FINES of £30 will be given to people who don't follow the government's UK lockdown measures.

But anyone handed a penalty for breaking the rules will end up in court if they don't pay.

What can police do?

On Monday, Boris Johnson said tougher restrictions on people's movements during the crisis would be enforced by police and warned those ignoring them would be fined.

Police officers also will have powers to split up gatherings under a ban on meetings of more than two people - excluding those who live together.

On Tuesday, Mr Johnson's official spokesman said: "The Prime Minister issued a clear instruction on behalf of the Government on the actions the public are required to take to help prevent the spread of the virus, protect the NHS and save lives.

"As with existing laws, the overwhelming majority of the public can be expected to follow the rules without any need for enforcement action.

"We would expect that compliance to begin immediately."

The punishment would be a fixed penalty notice initially set at £30 but "we will keep this under review and can increase it significantly if it is necessary to ensure public compliance".

"You would expect the police's focus to be dispersal of groups," the Prime Minister's spokesman said.

The rules 

People are now only entitled to leave their property for:

  • Shopping for basic necessities
  • One form of exercise a day
  • Medical need 
  • To care for a vulnerable person
  • Travelling to work only when absolutely necessary.

What happens if people don't pay?

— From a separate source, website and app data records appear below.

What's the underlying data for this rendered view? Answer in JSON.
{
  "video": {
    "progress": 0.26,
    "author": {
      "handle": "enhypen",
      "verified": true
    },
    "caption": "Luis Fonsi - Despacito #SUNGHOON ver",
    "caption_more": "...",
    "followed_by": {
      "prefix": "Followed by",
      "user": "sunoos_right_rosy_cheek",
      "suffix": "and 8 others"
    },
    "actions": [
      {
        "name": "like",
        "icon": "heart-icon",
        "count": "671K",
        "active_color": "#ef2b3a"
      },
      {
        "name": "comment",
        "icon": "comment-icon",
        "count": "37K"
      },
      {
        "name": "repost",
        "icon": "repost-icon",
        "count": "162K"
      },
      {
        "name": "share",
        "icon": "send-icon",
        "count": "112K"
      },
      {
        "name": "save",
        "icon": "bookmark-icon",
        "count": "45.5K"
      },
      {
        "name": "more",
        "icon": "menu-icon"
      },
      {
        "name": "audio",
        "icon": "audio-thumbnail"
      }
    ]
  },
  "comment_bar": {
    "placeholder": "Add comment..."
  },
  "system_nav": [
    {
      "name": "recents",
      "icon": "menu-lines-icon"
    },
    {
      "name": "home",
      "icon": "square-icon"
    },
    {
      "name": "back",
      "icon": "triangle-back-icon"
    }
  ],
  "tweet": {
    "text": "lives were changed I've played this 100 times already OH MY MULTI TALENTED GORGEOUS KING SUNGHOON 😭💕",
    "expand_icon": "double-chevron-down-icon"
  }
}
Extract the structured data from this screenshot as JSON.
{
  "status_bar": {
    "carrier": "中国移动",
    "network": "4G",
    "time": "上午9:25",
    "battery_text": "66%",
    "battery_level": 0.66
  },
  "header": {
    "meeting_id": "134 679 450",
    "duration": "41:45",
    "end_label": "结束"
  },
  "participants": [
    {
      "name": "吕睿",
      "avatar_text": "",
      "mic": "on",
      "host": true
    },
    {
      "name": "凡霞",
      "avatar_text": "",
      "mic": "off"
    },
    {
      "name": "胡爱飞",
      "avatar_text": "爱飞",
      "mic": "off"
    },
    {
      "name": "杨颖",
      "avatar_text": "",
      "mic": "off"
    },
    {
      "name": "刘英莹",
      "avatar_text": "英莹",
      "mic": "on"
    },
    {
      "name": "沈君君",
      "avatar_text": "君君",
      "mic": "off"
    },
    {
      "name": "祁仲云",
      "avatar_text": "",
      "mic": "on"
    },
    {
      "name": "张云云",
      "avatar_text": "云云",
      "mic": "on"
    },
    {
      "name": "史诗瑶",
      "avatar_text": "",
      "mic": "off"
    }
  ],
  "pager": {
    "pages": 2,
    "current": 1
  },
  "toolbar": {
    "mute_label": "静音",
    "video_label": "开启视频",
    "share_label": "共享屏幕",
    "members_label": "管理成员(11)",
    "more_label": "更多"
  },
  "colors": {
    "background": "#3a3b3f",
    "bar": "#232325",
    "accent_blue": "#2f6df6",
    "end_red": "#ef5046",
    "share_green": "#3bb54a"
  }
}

Failure to pay a penalty notice could be subject to criminal proceedings and a conviction, he added.

Regulations will be made by Thursday at the latest to allow police to issue fines under the 1984 Public Health (Control of Diseases) Act for England and Wales.

The emergency legislation going through the House of Commons will provide equivalent powers to Scotland and Northern Ireland.

What do police say about enforcing it?

The head of Britain's biggest police force, Dame Cressida Dick, told the PA news agency that the "vast majority" of people want to obey the new rules.

Speaking while out meeting officers on patrol in south London, she said her force had been planning how to deal with a pandemic for years, and "even in the darkest of times, to be able to keep people safe and give a good quality policing service".

The Metropolitan Police Commissioner said that once the new legislation is in place: "My view is that my officers will just carry on talking to people and advising people. The vast majority of people want to comply with the law, the vast majority of people want to keep their society safe."

Earlier, Sir Peter Fahy, former chief constable of Greater Manchester Police, told BBC Breakfast there was "a huge amount of clarification needed" on the rules.

Police chiefs warned of phone lines being inundated with calls after Mr Johnson's statement, with questions about what movements are still permitted.

One team in the West Midlands found a group of 20 people having a barbecue despite the new guidelines.

The force's Chief Constable Dave Thompson said the force is "already receiving many calls on potential breaches of these arrangements", and said the public could ring 101 with information about large-scale breaches.

Asked how social distancing rules would be enforced by police, Martin Hewitt, chairman of the National Police Chiefs' Council (NPCC), told BBC Radio 4's Today programme: "Ultimately, if people do refuse to abide by the rules then we will need to enforce them."

However, he said the legislation has not been enacted yet.

The NPCC later said officers would not be deployed on patrol specifically to police social distancing rules but will "remain patrolling their communities as always".

Ken Marsh, chairman of the Metropolitan Police Federation, which represents officers in London, told Sky News the new measures will be a "real challenge" and "very difficult".

He added: "We will be dealing with it, but I'm not sure we will have the resources to be able to see it through."

John Apter, national chairman of the Police Federation of England and Wales, had previously told the PA news agency he "cannot imagine" how officers would police social distancing, adding: "I just cannot rationally think how that would work."